**What the exercise asks**
Apart from the pictures, every entry should be reproduced exactly.

**Given information**
═══

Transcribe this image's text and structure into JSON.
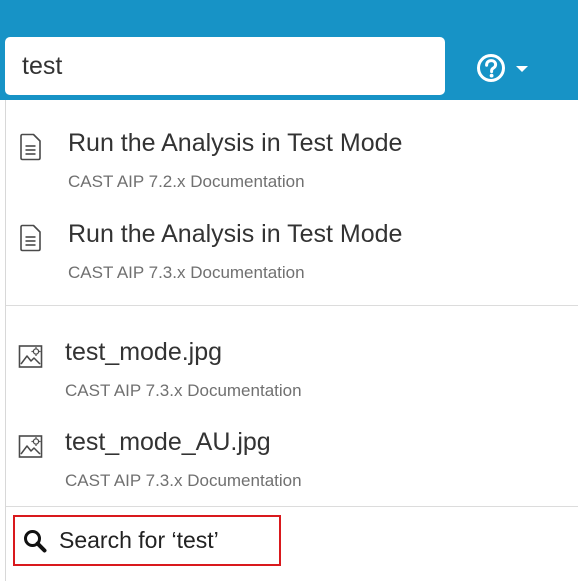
{
  "colors": {
    "accent": "#1793c6",
    "highlight_border": "#d9191d"
  },
  "search": {
    "value": "test"
  },
  "help_menu": {
    "icon": "help-circle-icon",
    "caret_icon": "caret-down-icon"
  },
  "results": [
    {
      "icon": "document-icon",
      "title": "Run the Analysis in Test Mode",
      "source": "CAST AIP 7.2.x Documentation"
    },
    {
      "icon": "document-icon",
      "title": "Run the Analysis in Test Mode",
      "source": "CAST AIP 7.3.x Documentation"
    },
    {
      "icon": "image-file-icon",
      "title": "test_mode.jpg",
      "source": "CAST AIP 7.3.x Documentation"
    },
    {
      "icon": "image-file-icon",
      "title": "test_mode_AU.jpg",
      "source": "CAST AIP 7.3.x Documentation"
    }
  ],
  "search_for": {
    "icon": "search-icon",
    "label": "Search for ‘test’"
  }
}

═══

**Final answer**
Transcribe this image's text and structure into JSON.
{
  "colors": {
    "accent": "#1793c6",
    "highlight_border": "#d9191d"
  },
  "search": {
    "value": "test"
  },
  "help_menu": {
    "icon": "help-circle-icon",
    "caret_icon": "caret-down-icon"
  },
  "results": [
    {
      "icon": "document-icon",
      "title": "Run the Analysis in Test Mode",
      "source": "CAST AIP 7.2.x Documentation"
    },
    {
      "icon": "document-icon",
      "title": "Run the Analysis in Test Mode",
      "source": "CAST AIP 7.3.x Documentation"
    },
    {
      "icon": "image-file-icon",
      "title": "test_mode.jpg",
      "source": "CAST AIP 7.3.x Documentation"
    },
    {
      "icon": "image-file-icon",
      "title": "test_mode_AU.jpg",
      "source": "CAST AIP 7.3.x Documentation"
    }
  ],
  "search_for": {
    "icon": "search-icon",
    "label": "Search for ‘test’"
  }
}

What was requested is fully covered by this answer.